He also cited phone calls from his mother to show he was aware that people were worried about their investments and financial safety.
"Believe me, I get quicker updates from her on the stock market than I do from the Department of Finance," Harper quipped to reporters at a campaign news conference in Victoria.
The Toronto exchange had a see-saw day on Wednesday, finally ending up 2.3 percent, but it is down 14 so far this month, after dropping 15 percent in September.
The economic turmoil has dominated debate in the final days of the Canadian campaign, and the issue's rise has coincided with a slip in support for the Conservatives who had hoped to expand their minority in the House of Commons into a majority government.
Canadians go to the polls Oct 14, although some have already cast ballots in advance voting.
A Harris-Decima/Canadian Press survey released on Wednesday put the Conservatives at 31 percent, unchanged from their survey the day before, but had the Liberals up 1 point at 27 percent. The left-of-center New Democratic Party (NDP) was at 20 percent.
An Ekos poll showed the Conservatives at 34 percent, the Liberals at 25 percent and the NDP at 20 percent.
The Ekos survey gave the Conservatives 2 percentage point higher lead over the Liberals than a survey released Tuesday, but it said voters seemed neither to want to give Harper a majority nor Liberal leader Dion.

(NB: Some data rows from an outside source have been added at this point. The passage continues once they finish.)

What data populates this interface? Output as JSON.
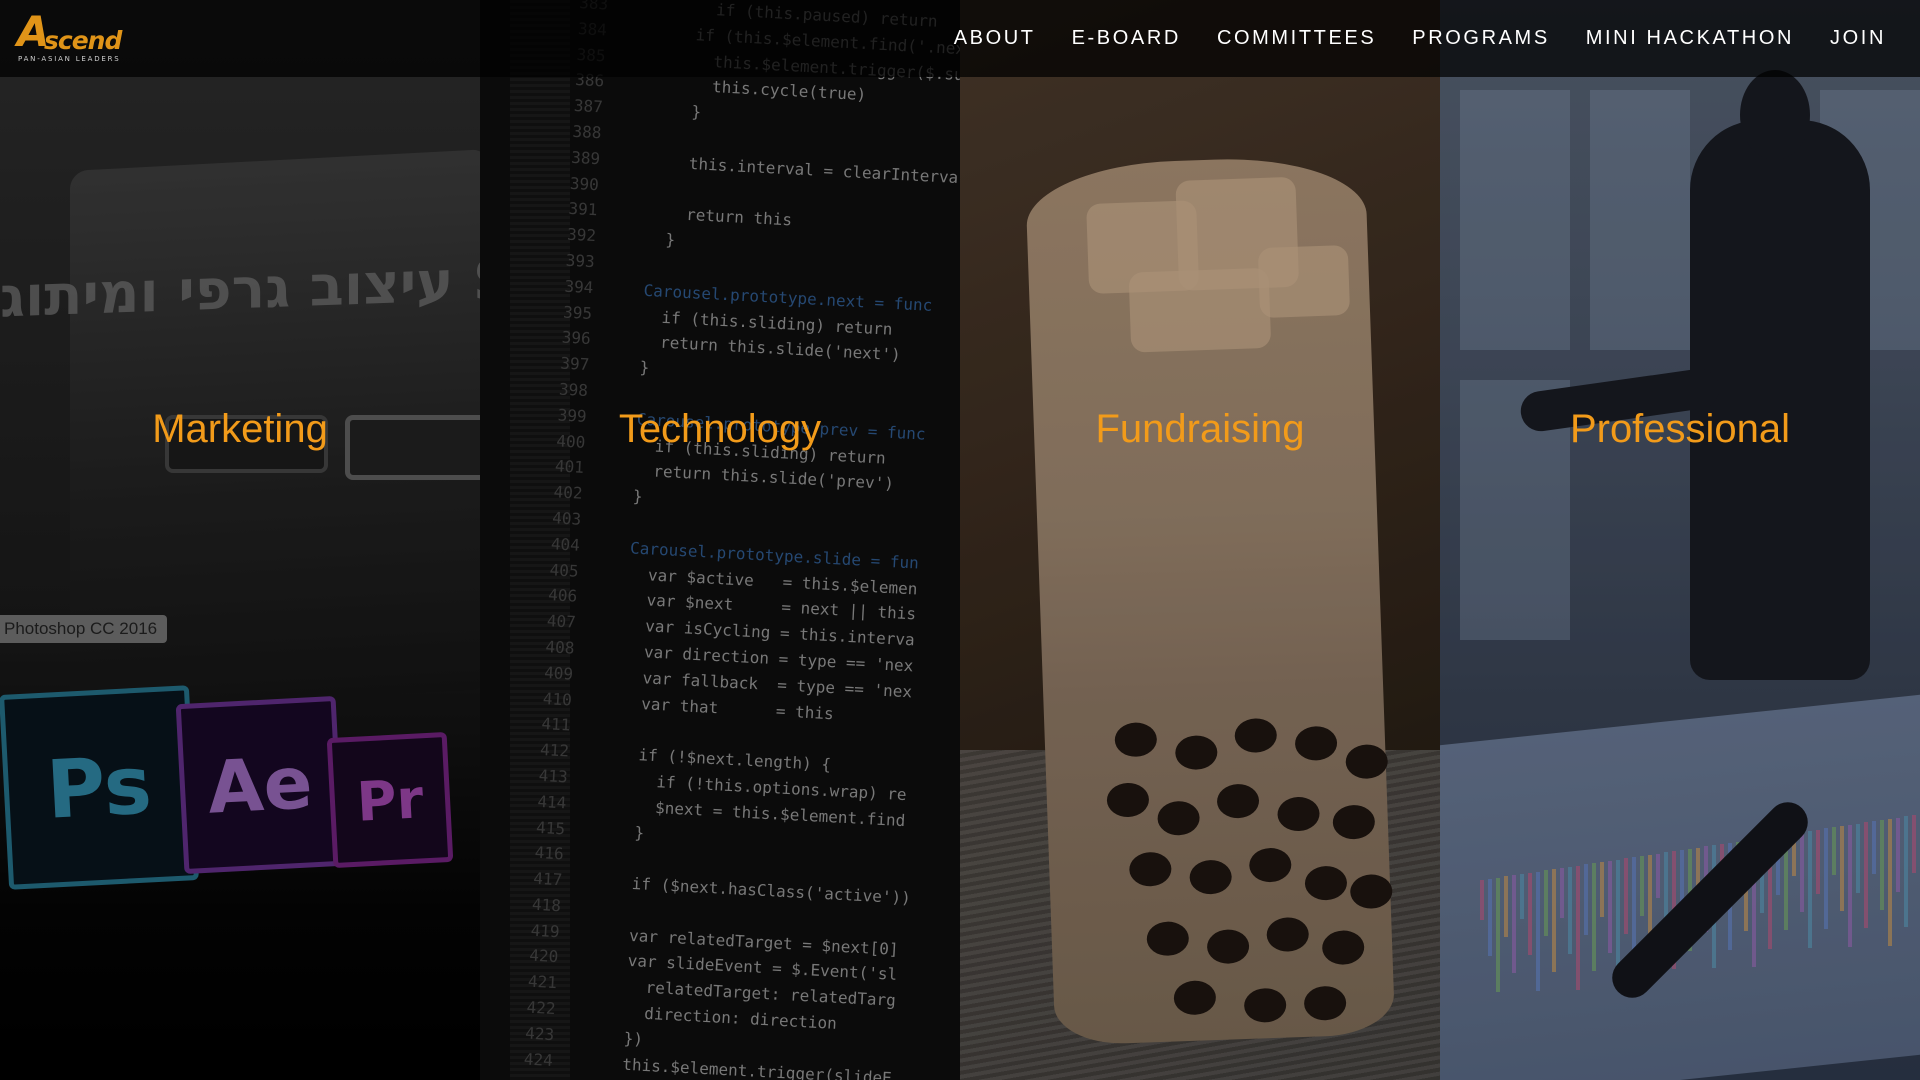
{
  "logo": {
    "main_initial": "A",
    "main_rest": "scend",
    "tagline": "PAN-ASIAN LEADERS"
  },
  "nav": {
    "links": [
      "ABOUT",
      "E-BOARD",
      "COMMITTEES",
      "PROGRAMS",
      "MINI HACKATHON",
      "JOIN"
    ]
  },
  "panels": [
    {
      "title": "Marketing"
    },
    {
      "title": "Technology"
    },
    {
      "title": "Fundraising"
    },
    {
      "title": "Professional"
    }
  ],
  "marketing_art": {
    "hebrew_text": "עיצוב גרפי ומיתוג SEO",
    "tooltip": "Photoshop CC 2016",
    "icons": [
      "Ps",
      "Ae",
      "Pr"
    ]
  },
  "tech_art": {
    "code_lines": [
      {
        "n": "383",
        "t": "        if (this.paused) return"
      },
      {
        "n": "384",
        "t": "      if (this.$element.find('.next"
      },
      {
        "n": "385",
        "t": "        this.$element.trigger($.sup"
      },
      {
        "n": "386",
        "t": "        this.cycle(true)"
      },
      {
        "n": "387",
        "t": "      }"
      },
      {
        "n": "388",
        "t": ""
      },
      {
        "n": "389",
        "t": "      this.interval = clearInterva"
      },
      {
        "n": "390",
        "t": ""
      },
      {
        "n": "391",
        "t": "      return this"
      },
      {
        "n": "392",
        "t": "    }"
      },
      {
        "n": "393",
        "t": ""
      },
      {
        "n": "394",
        "t": "  Carousel.prototype.next = func"
      },
      {
        "n": "395",
        "t": "    if (this.sliding) return"
      },
      {
        "n": "396",
        "t": "    return this.slide('next')"
      },
      {
        "n": "397",
        "t": "  }"
      },
      {
        "n": "398",
        "t": ""
      },
      {
        "n": "399",
        "t": "  Carousel.prototype.prev = func"
      },
      {
        "n": "400",
        "t": "    if (this.sliding) return"
      },
      {
        "n": "401",
        "t": "    return this.slide('prev')"
      },
      {
        "n": "402",
        "t": "  }"
      },
      {
        "n": "403",
        "t": ""
      },
      {
        "n": "404",
        "t": "  Carousel.prototype.slide = fun"
      },
      {
        "n": "405",
        "t": "    var $active   = this.$elemen"
      },
      {
        "n": "406",
        "t": "    var $next     = next || this"
      },
      {
        "n": "407",
        "t": "    var isCycling = this.interva"
      },
      {
        "n": "408",
        "t": "    var direction = type == 'nex"
      },
      {
        "n": "409",
        "t": "    var fallback  = type == 'nex"
      },
      {
        "n": "410",
        "t": "    var that      = this"
      },
      {
        "n": "411",
        "t": ""
      },
      {
        "n": "412",
        "t": "    if (!$next.length) {"
      },
      {
        "n": "413",
        "t": "      if (!this.options.wrap) re"
      },
      {
        "n": "414",
        "t": "      $next = this.$element.find"
      },
      {
        "n": "415",
        "t": "    }"
      },
      {
        "n": "416",
        "t": ""
      },
      {
        "n": "417",
        "t": "    if ($next.hasClass('active'))"
      },
      {
        "n": "418",
        "t": ""
      },
      {
        "n": "419",
        "t": "    var relatedTarget = $next[0]"
      },
      {
        "n": "420",
        "t": "    var slideEvent = $.Event('sl"
      },
      {
        "n": "421",
        "t": "      relatedTarget: relatedTarg"
      },
      {
        "n": "422",
        "t": "      direction: direction"
      },
      {
        "n": "423",
        "t": "    })"
      },
      {
        "n": "424",
        "t": "    this.$element.trigger(slideE"
      }
    ]
  },
  "colors": {
    "accent": "#f29b1a",
    "nav_text": "#ffffff",
    "navbar_bg": "rgba(0,0,0,0.72)"
  }
}
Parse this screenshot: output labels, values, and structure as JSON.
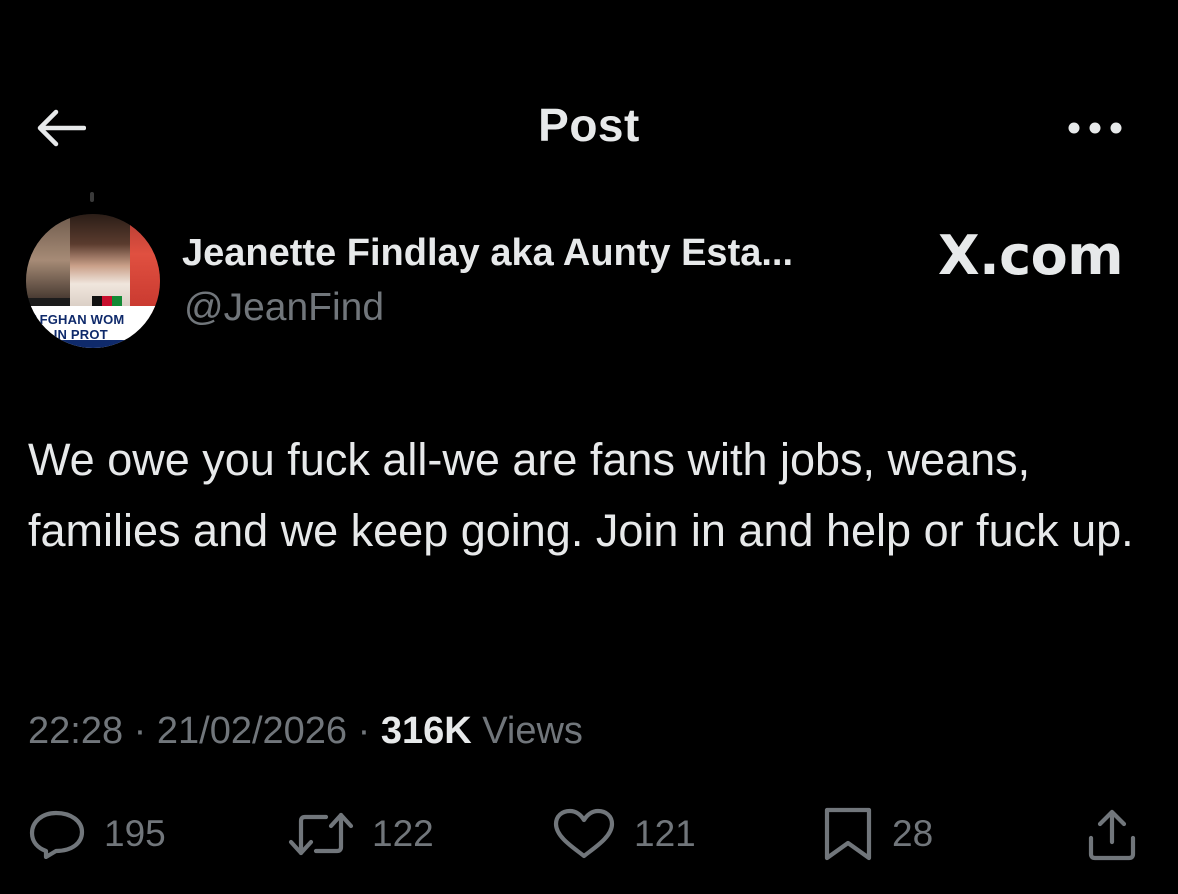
{
  "header": {
    "title": "Post",
    "back_icon": "arrow-left-icon",
    "more_icon": "more-horizontal-icon"
  },
  "author": {
    "display_name": "Jeanette Findlay aka Aunty Esta...",
    "handle": "@JeanFind",
    "avatar_banner_text": "AFGHAN WOM\nNG IN PROT"
  },
  "watermark": "X.com",
  "post": {
    "text": "We owe you fuck all-we are fans with jobs, weans, families and we keep going. Join in and help or fuck up."
  },
  "meta": {
    "time": "22:28",
    "separator": " · ",
    "date": "21/02/2026",
    "views_count": "316K",
    "views_label": "Views"
  },
  "actions": {
    "replies": "195",
    "reposts": "122",
    "likes": "121",
    "bookmarks": "28"
  },
  "colors": {
    "background": "#000000",
    "primary_text": "#e7e9ea",
    "secondary_text": "#71767b"
  }
}
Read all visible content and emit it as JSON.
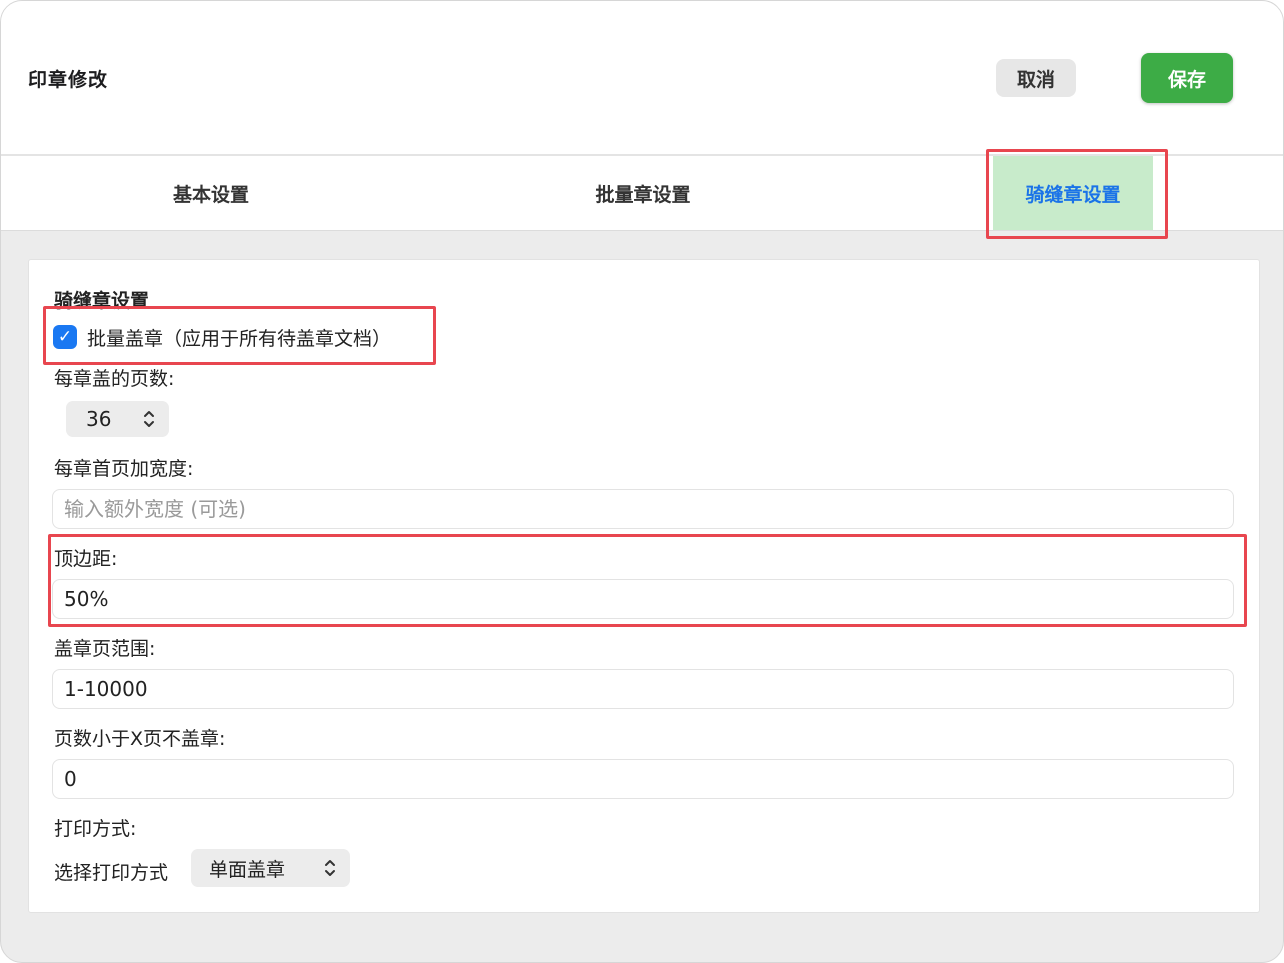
{
  "header": {
    "title": "印章修改",
    "cancel_label": "取消",
    "save_label": "保存"
  },
  "tabs": [
    {
      "label": "基本设置",
      "active": false
    },
    {
      "label": "批量章设置",
      "active": false
    },
    {
      "label": "骑缝章设置",
      "active": true
    }
  ],
  "form": {
    "section_title": "骑缝章设置",
    "batch_checkbox": {
      "label": "批量盖章（应用于所有待盖章文档）",
      "checked": true
    },
    "pages_per_seal": {
      "label": "每章盖的页数:",
      "value": "36"
    },
    "first_page_width": {
      "label": "每章首页加宽度:",
      "value": "",
      "placeholder": "输入额外宽度 (可选)"
    },
    "top_margin": {
      "label": "顶边距:",
      "value": "50%"
    },
    "page_range": {
      "label": "盖章页范围:",
      "value": "1-10000"
    },
    "min_pages": {
      "label": "页数小于X页不盖章:",
      "value": "0"
    },
    "print_mode": {
      "label": "打印方式:",
      "select_label": "选择打印方式",
      "value": "单面盖章"
    }
  },
  "colors": {
    "accent_blue": "#1a78f2",
    "save_green": "#3dac46",
    "active_tab_bg": "#c8ebcb",
    "highlight_red": "#e8464f"
  }
}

Although Canadian banks have not had the same financial problems as those in the United States and Europe, the Bank of Canada joined other central banks in cutting its key lending rate by half a percentage point to 2.5 percent.
The Liberals and New Democrats accused Harper's Conservative government of failing to quickly address the impact on Canada's manufacturing and resource industries caused by the financial problems in the United States, its largest trading partner.
Harper said he would push other countries to adopt the same lending rules he said had prevented Canada from suffering the subprime mortgage problems that have hit the United States and sparked turmoil around the world.
But NDP leader Jack Layton said Canada had to tighten its bank regulations. "We will re-regulate the banks and we'll make sure no one is gambling with your savings." Layton told an Alberta rally.
The Green Party is also on the national ballot, but its leader Elizabeth May has focused largely on winning a seat in Parliament in her home province of Nova Scotia, where she is in an uphill battle against Defense Minister Peter MacKay.
May did pick up a personal endorsement on Wednesday from the Canadian Auto Workers Union.
With reporting by David Ljunggren, Scott Haggett, Randall Palmer, and Wojtek Dabrowski; writing by Allan Dowd; editing by Rob Wilson